US officials said Kenya has been making what one senior senate source called “a full-court press” for Washington’s help on Somalia and against the Al Qaeda linked Al Shabaab, with top diplomats reaching out to key lawmakers for help.
The ambassador said he would also meet with non-governmental organizations in Washington in a bid to improve the flow of humanitarian aid into Somalia.
And he reminded US lawmakers wary of fresh commitments at a time of belt-tightening that “Kenya itself is not in the best of economic times.”
“But we ourselves have recognized that all our collective long-term interests demand that we make the necessary sacrifices now, because if we don’t, then the price that we shall pay, collectively, as an international community, whether Europe, Asia, or the United States, could be quite severe,” he said.
The month-old incursion caught the United States and others off guard and has raised alarm among aid groups.

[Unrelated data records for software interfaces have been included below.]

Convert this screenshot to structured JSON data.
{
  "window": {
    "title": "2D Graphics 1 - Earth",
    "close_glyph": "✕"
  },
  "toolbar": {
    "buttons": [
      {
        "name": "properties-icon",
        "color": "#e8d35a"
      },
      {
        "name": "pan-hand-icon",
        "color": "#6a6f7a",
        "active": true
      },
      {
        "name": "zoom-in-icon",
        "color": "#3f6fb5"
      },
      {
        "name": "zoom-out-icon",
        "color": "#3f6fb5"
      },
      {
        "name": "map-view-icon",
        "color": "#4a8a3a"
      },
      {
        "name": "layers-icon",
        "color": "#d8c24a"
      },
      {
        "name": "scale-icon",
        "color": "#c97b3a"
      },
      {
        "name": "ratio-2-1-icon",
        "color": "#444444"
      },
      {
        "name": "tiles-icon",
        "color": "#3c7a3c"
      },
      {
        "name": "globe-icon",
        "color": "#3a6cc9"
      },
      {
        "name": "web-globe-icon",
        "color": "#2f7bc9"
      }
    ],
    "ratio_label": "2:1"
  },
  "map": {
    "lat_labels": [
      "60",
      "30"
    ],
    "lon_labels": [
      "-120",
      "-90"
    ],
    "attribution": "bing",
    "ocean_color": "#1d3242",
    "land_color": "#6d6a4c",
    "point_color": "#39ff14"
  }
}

Speaking on National Public Radio (NPR) over the weekend, ambassador Kamau said, “We surprised ourselves. We have never in our history engaged in any kind of foreign adventure of a military sort. But I think what it is, is that matters did come to a head.”
“When you are dealing with a violent group of murderous individuals, you have to come to a point where you make a decision: Do you continue to allow the slow bleed to happen, so that the country becomes completely anemic and unable to function, or do you, after 25 years of living next to a failed state, make a decision that you can no longer afford to tolerate the situation?” he asked.
(Additional materials from: NPR and AFP)